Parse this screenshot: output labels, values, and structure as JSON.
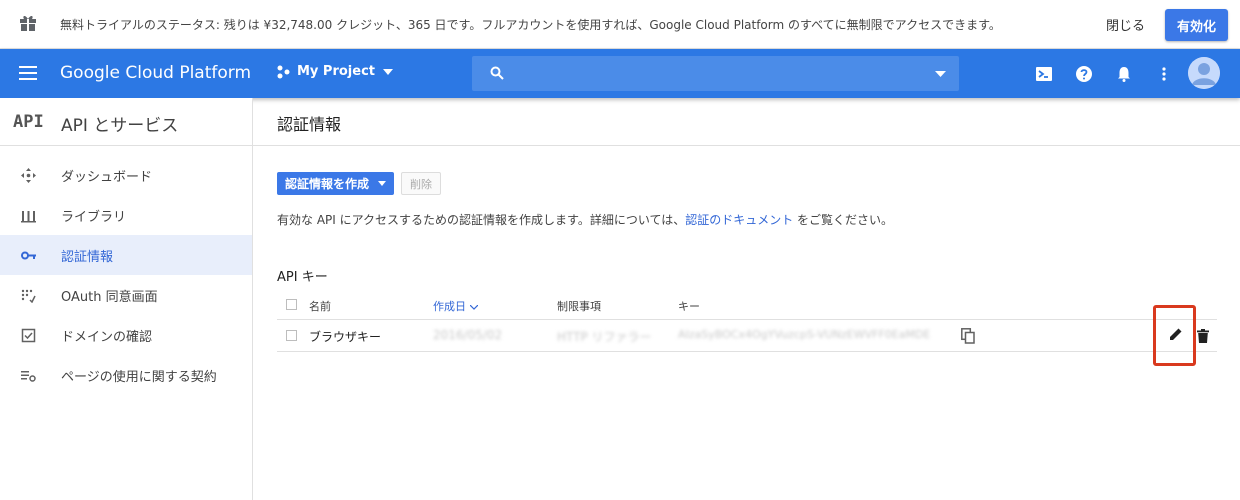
{
  "banner": {
    "icon": "gift-icon",
    "message": "無料トライアルのステータス: 残りは ¥32,748.00 クレジット、365 日です。フルアカウントを使用すれば、Google Cloud Platform のすべてに無制限でアクセスできます。",
    "close_label": "閉じる",
    "enable_label": "有効化"
  },
  "appbar": {
    "brand": "Google Cloud Platform",
    "project": "My Project",
    "search_placeholder": "",
    "color": "#2c78e4"
  },
  "sidebar": {
    "logo": "API",
    "title": "API とサービス",
    "items": [
      {
        "label": "ダッシュボード",
        "icon": "dashboard-icon",
        "active": false
      },
      {
        "label": "ライブラリ",
        "icon": "library-icon",
        "active": false
      },
      {
        "label": "認証情報",
        "icon": "key-icon",
        "active": true
      },
      {
        "label": "OAuth 同意画面",
        "icon": "consent-icon",
        "active": false
      },
      {
        "label": "ドメインの確認",
        "icon": "checkbox-icon",
        "active": false
      },
      {
        "label": "ページの使用に関する契約",
        "icon": "settings-list-icon",
        "active": false
      }
    ]
  },
  "main": {
    "title": "認証情報",
    "create_label": "認証情報を作成",
    "delete_label": "削除",
    "description_prefix": "有効な API にアクセスするための認証情報を作成します。詳細については、",
    "description_link": "認証のドキュメント",
    "description_suffix": " をご覧ください。",
    "section_title": "API キー",
    "table": {
      "headers": {
        "name": "名前",
        "created": "作成日",
        "restriction": "制限事項",
        "key": "キー"
      },
      "rows": [
        {
          "name": "ブラウザキー",
          "created": "2016/05/02",
          "restriction": "HTTP リファラー",
          "key": "AIzaSyBOCx4OgYVuzcpS-VUNzEWVFF0EaMDE"
        }
      ]
    }
  },
  "colors": {
    "accent": "#3b78e7",
    "highlight": "#d9391e",
    "active_bg": "#e8eefb"
  }
}
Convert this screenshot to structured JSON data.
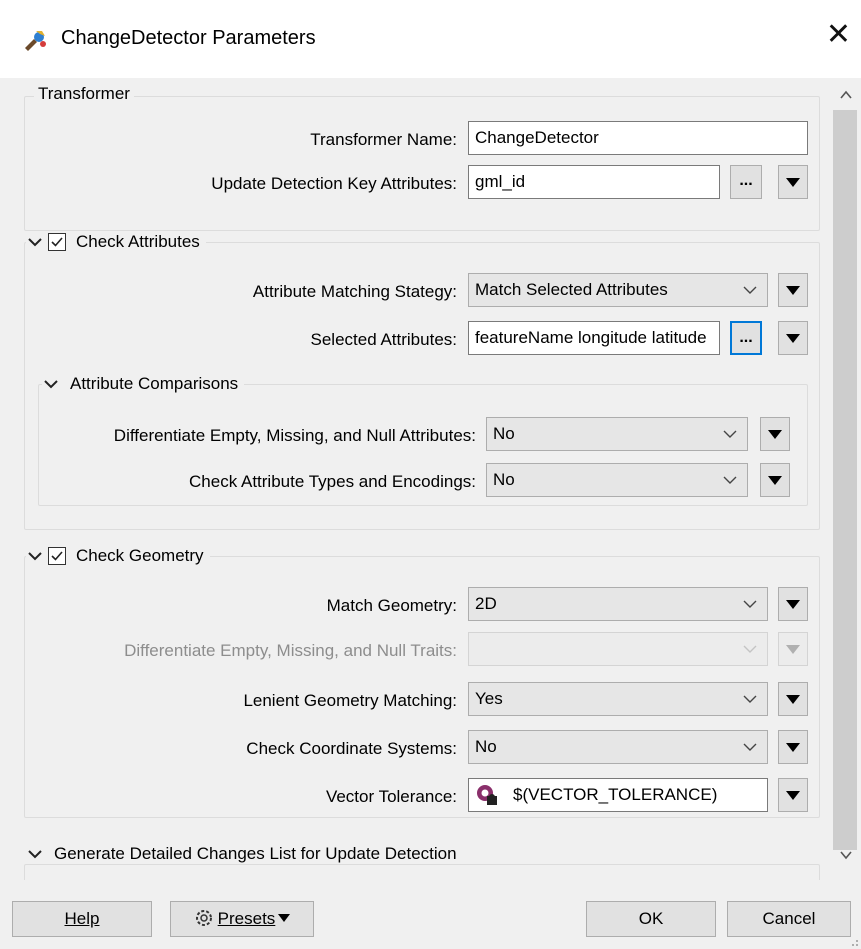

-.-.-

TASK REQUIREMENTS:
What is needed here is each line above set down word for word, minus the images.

YOUR RESPONSE:
Parse this screenshot: output labels, values, and structure as JSON.
{
  "banner": {
    "icon": "gift-icon",
    "message": "無料トライアルのステータス: 残りは ¥32,748.00 クレジット、365 日です。フルアカウントを使用すれば、Google Cloud Platform のすべてに無制限でアクセスできます。",
    "close_label": "閉じる",
    "enable_label": "有効化"
  },
  "appbar": {
    "brand": "Google Cloud Platform",
    "project": "My Project",
    "search_placeholder": "",
    "color": "#2c78e4"
  },
  "sidebar": {
    "logo": "API",
    "title": "API とサービス",
    "items": [
      {
        "label": "ダッシュボード",
        "icon": "dashboard-icon",
        "active": false
      },
      {
        "label": "ライブラリ",
        "icon": "library-icon",
        "active": false
      },
      {
        "label": "認証情報",
        "icon": "key-icon",
        "active": true
      },
      {
        "label": "OAuth 同意画面",
        "icon": "consent-icon",
        "active": false
      },
      {
        "label": "ドメインの確認",
        "icon": "checkbox-icon",
        "active": false
      },
      {
        "label": "ページの使用に関する契約",
        "icon": "settings-list-icon",
        "active": false
      }
    ]
  },
  "main": {
    "title": "認証情報",
    "create_label": "認証情報を作成",
    "delete_label": "削除",
    "description_prefix": "有効な API にアクセスするための認証情報を作成します。詳細については、",
    "description_link": "認証のドキュメント",
    "description_suffix": " をご覧ください。",
    "section_title": "API キー",
    "table": {
      "headers": {
        "name": "名前",
        "created": "作成日",
        "restriction": "制限事項",
        "key": "キー"
      },
      "rows": [
        {
          "name": "ブラウザキー",
          "created": "2016/05/02",
          "restriction": "HTTP リファラー",
          "key": "AIzaSyBOCx4OgYVuzcpS-VUNzEWVFF0EaMDE"
        }
      ]
    }
  },
  "colors": {
    "accent": "#3b78e7",
    "highlight": "#d9391e",
    "active_bg": "#e8eefb"
  }
}
Convert this screenshot to structured JSON data.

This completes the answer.